The importance of government protection for the cyber domain
A discussion about the rapid proliferation of hacks and destructive disinformation and the solutions for patching what’s broken.

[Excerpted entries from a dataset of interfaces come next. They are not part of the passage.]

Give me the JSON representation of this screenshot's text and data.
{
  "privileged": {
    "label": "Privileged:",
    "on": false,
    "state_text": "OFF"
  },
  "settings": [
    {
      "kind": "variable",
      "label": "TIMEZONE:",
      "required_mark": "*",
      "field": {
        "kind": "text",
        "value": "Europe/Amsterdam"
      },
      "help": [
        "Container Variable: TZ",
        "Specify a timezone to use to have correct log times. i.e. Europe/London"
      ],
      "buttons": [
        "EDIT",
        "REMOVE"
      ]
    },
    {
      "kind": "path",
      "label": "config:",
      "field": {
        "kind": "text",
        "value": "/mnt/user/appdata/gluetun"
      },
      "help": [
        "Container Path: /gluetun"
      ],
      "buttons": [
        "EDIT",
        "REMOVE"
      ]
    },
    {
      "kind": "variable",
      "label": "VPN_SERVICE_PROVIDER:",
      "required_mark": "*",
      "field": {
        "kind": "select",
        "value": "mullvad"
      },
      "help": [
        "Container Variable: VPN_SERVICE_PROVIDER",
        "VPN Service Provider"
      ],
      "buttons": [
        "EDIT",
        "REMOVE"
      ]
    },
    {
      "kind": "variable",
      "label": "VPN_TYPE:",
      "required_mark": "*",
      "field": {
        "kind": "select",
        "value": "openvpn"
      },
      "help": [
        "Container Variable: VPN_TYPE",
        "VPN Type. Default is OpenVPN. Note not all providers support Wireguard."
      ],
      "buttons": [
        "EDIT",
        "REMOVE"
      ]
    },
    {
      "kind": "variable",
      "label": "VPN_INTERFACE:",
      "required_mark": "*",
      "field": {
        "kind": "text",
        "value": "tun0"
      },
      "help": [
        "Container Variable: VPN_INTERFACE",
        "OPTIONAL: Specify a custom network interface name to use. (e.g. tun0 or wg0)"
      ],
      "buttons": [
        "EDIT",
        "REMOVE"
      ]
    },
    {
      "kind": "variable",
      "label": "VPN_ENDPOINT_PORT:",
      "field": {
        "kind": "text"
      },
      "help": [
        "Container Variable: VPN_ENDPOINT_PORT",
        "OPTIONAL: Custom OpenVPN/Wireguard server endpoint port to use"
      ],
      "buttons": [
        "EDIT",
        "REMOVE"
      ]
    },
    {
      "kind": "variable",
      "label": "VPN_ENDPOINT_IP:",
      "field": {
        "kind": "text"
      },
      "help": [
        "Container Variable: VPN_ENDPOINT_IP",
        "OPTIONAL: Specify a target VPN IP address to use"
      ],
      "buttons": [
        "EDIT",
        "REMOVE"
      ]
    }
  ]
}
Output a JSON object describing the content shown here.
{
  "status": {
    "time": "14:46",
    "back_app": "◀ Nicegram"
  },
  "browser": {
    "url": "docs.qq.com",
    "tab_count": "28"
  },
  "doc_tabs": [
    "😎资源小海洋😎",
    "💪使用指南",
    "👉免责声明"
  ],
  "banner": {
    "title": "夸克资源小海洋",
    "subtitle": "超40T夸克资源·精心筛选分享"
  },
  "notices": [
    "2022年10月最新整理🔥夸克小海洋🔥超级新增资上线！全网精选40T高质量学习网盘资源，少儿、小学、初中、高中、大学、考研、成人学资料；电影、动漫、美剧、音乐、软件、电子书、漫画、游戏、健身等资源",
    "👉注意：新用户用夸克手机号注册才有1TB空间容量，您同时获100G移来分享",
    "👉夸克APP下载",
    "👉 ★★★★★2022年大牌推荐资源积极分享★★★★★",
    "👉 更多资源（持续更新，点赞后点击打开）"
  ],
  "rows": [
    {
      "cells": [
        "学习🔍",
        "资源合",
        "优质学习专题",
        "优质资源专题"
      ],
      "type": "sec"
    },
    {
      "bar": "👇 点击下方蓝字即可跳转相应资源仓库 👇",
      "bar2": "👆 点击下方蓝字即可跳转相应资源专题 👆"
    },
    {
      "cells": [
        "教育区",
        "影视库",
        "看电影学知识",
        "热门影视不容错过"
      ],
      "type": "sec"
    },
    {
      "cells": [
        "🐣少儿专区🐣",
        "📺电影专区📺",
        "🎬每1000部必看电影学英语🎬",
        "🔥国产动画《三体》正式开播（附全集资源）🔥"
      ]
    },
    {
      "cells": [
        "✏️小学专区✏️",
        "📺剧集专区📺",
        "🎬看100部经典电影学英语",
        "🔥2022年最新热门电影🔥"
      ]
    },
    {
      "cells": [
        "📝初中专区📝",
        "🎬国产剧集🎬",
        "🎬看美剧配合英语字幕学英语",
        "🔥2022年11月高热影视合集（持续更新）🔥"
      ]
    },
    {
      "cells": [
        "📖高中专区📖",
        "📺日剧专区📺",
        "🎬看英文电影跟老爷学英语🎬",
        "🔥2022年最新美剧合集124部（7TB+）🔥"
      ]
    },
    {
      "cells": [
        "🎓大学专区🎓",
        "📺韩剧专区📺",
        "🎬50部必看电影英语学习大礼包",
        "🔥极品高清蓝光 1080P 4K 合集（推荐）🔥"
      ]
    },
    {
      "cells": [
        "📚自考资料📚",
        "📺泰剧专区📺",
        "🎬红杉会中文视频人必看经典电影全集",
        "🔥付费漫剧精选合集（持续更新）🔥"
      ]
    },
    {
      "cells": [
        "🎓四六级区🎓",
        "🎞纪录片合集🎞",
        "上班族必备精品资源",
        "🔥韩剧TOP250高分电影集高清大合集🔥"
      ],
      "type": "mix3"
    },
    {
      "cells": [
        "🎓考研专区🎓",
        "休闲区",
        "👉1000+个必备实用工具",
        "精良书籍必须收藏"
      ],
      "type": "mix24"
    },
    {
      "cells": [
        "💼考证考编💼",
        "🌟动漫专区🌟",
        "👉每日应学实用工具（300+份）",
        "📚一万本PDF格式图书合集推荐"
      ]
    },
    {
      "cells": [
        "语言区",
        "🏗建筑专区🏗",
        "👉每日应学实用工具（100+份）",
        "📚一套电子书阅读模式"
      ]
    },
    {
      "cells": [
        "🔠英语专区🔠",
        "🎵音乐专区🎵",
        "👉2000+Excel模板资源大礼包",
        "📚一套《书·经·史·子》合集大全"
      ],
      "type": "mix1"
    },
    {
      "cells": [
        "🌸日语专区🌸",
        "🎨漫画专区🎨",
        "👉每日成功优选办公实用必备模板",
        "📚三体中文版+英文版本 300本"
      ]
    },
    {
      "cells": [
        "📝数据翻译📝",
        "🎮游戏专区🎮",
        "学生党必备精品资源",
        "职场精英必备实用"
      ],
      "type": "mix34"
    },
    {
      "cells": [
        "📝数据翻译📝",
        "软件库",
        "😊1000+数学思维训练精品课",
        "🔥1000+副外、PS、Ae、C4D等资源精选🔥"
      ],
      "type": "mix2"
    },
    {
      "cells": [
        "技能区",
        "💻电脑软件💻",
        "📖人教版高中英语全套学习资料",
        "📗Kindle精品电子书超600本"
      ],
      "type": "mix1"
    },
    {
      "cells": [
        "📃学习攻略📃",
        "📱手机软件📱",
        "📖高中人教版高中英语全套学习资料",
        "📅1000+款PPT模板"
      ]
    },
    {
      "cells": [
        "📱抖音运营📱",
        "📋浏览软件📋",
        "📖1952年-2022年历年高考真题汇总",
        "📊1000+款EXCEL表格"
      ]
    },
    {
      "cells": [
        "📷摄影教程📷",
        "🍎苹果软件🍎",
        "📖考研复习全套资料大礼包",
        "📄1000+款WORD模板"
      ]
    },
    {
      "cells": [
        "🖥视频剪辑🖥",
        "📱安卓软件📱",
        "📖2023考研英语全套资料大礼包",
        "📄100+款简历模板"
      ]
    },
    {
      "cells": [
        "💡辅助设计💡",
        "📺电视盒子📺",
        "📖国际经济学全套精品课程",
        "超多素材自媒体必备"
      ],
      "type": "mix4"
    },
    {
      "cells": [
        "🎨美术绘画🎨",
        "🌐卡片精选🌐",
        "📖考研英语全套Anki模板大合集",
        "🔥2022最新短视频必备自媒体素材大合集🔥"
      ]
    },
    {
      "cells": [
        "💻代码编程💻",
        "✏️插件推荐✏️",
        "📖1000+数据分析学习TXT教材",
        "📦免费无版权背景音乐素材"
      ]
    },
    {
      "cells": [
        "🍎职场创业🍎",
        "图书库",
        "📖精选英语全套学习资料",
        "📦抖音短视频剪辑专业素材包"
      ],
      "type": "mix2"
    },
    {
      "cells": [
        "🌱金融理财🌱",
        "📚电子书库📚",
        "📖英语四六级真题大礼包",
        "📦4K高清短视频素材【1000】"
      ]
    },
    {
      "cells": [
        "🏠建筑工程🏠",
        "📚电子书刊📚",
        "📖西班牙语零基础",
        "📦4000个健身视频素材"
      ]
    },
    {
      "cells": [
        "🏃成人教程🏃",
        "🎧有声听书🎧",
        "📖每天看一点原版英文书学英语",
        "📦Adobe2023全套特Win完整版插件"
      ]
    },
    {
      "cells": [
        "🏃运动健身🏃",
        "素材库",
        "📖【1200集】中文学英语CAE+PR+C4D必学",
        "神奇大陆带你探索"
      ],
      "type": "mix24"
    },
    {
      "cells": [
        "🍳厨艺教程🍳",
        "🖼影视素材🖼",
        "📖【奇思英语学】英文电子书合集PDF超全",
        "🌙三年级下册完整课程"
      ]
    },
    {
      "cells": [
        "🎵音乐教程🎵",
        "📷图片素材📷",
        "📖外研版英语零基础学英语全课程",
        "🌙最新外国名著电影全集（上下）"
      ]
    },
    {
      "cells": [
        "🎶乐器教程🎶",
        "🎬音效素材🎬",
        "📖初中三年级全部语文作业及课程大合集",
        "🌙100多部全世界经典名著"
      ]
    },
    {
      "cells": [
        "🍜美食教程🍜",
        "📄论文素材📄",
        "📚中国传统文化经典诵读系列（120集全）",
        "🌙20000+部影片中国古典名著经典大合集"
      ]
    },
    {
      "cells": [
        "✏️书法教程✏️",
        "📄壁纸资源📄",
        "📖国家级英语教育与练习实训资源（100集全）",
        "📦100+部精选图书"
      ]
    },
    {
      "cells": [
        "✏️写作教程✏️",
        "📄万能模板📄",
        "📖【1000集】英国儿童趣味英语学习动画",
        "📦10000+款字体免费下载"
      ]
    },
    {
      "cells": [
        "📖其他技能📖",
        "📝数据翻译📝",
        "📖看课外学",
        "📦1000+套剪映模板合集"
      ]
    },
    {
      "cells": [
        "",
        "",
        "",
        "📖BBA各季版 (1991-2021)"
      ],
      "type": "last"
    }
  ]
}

kevin, you, you didn't have to disclose that there, that you that your company had been breached. But you chose to and you went public with this, uh, companies are getting hacked all over the place. And they also don't have these same requirements to disclose what's going on. Um, do you think that should change? Well, I think it will change. I think there will be a federal disclosure law and you know, we start to figure out covered entities that will probably be the companies that do business with the government. Uh, then you have to think about, what do you tell? Who do you tell? How fast do you tell? Uh, when you tell them, doesn't mean the world gets to know or is it just visibility for certain government agencies. So there's still things to work out. But our government, if we want to respond as a nation with some kind of coordinated response. Like I said earlier, diplomacy is a part of the solution. And now I'm gonna sound like a big, what is the big four consultant people process and technology is required to solve the problem. But just add the fourth, we need diplomacy hands down. We need rules of the road and risks and repercussions. When you look at what government's reform to do, they're performed to protect their citizens. They do so with espionage. They do so with war fighting and they do so with law enforcement. And when you get into cyber cyber security, if wherever information goes espionage is right there, wherever money goes, crime follows and wherever command and control goes, the war fighters got to be. So the cyber domain does need to be defended by the government. The government needs to have a role. The problem is the majority of critical infrastructure and command and control is actually in the hands of the private sector. So we got to figure out if the nation, how to get the government the visibility. It requires uh, to get the diplomacy right now. You said diplomacy a few times here, I'm just wondering for the audience, maybe you can provide some examples of like what that would look like, what kind of pressure could be applied to other countries to make them abide by some rules of the road. Well, I think it would be a fewer Putin. I turn to you and say, hey a little more you guys have some of the best technicians in the world. You got to help us solve this ransomware problem? Yeah. Right. And I think ransomware is where you start. I don't think there's actually a diplomatic you could to the espionage problem, it's just we do it all the time. I mean we just we have no place as a country. You know, we're not paying tens of thousands of people to sit in cyber command in N. S. A. All day and do nothing. They are doing exactly what the SVR did all the time. They probably don't get caught as often. Um, and so but on the ransomware, I think that's where we have to focus on from a diplomatic perspective because Russia especially to a lesser extent, other countries is that they are allowing criminal groups to operate completely freely in a way that is causing the huge amount of damage way down the value chain too small to medium businesses, too small law firms to mom and pop brick and mortar shops. And that is something that we should, we have to set the standard that that's not going to be appropriate. Putin says, hackers are artists, they wake up in the morning, they want to do some creative acts and they they go ahead and do it. Yeah, they are. I mean but it's just like it's also there are making way more money than artists these days, like in the in the kind of the Bitcoin era um the ability to make money from hacking this. This is not true when Kevin and I were coming up when we were young, there's no way you could utilize your skills to make tens of millions of dollars and that's that is now what these guys can get away with. It's actually it's pretty amazing the economic incentive to be a bad guy now